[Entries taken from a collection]
##########
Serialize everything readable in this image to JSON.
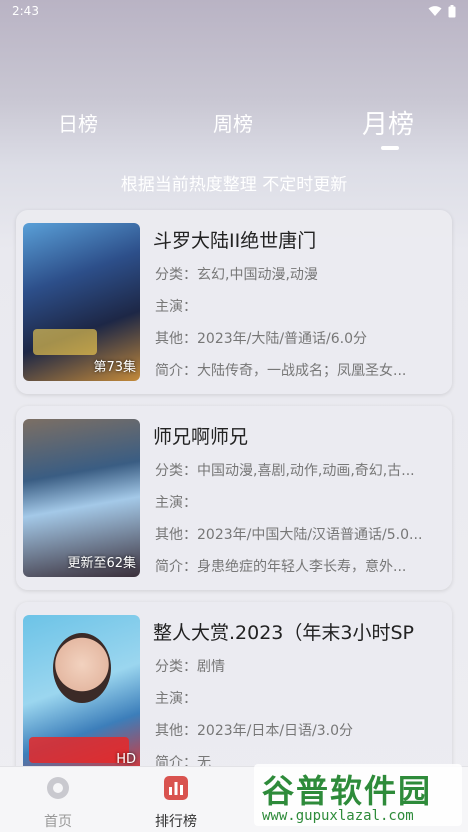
{
  "status": {
    "time": "2:43"
  },
  "tabs": [
    {
      "label": "日榜"
    },
    {
      "label": "周榜"
    },
    {
      "label": "月榜"
    }
  ],
  "subtitle": "根据当前热度整理 不定时更新",
  "items": [
    {
      "title": "斗罗大陆II绝世唐门",
      "badge": "第73集",
      "category": "分类：玄幻,中国动漫,动漫",
      "cast": "主演：",
      "other": "其他：2023年/大陆/普通话/6.0分",
      "intro": "简介：大陆传奇，一战成名；凤凰圣女..."
    },
    {
      "title": "师兄啊师兄",
      "badge": "更新至62集",
      "category": "分类：中国动漫,喜剧,动作,动画,奇幻,古...",
      "cast": "主演：",
      "other": "其他：2023年/中国大陆/汉语普通话/5.0...",
      "intro": "简介：身患绝症的年轻人李长寿，意外..."
    },
    {
      "title": "整人大赏.2023（年末3小时SP",
      "badge": "HD",
      "category": "分类：剧情",
      "cast": "主演：",
      "other": "其他：2023年/日本/日语/3.0分",
      "intro": "简介：无"
    }
  ],
  "nav": [
    {
      "label": "首页",
      "icon": "home-icon"
    },
    {
      "label": "排行榜",
      "icon": "ranking-icon"
    }
  ],
  "watermark": {
    "title": "谷普软件园",
    "url": "www.gupuxlazal.com"
  }
}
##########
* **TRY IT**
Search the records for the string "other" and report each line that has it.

* **ANSWER SECTION**
      "other": "其他：2023年/大陆/普通话/6.0分",
      "other": "其他：2023年/中国大陆/汉语普通话/5.0...",
      "other": "其他：2023年/日本/日语/3.0分",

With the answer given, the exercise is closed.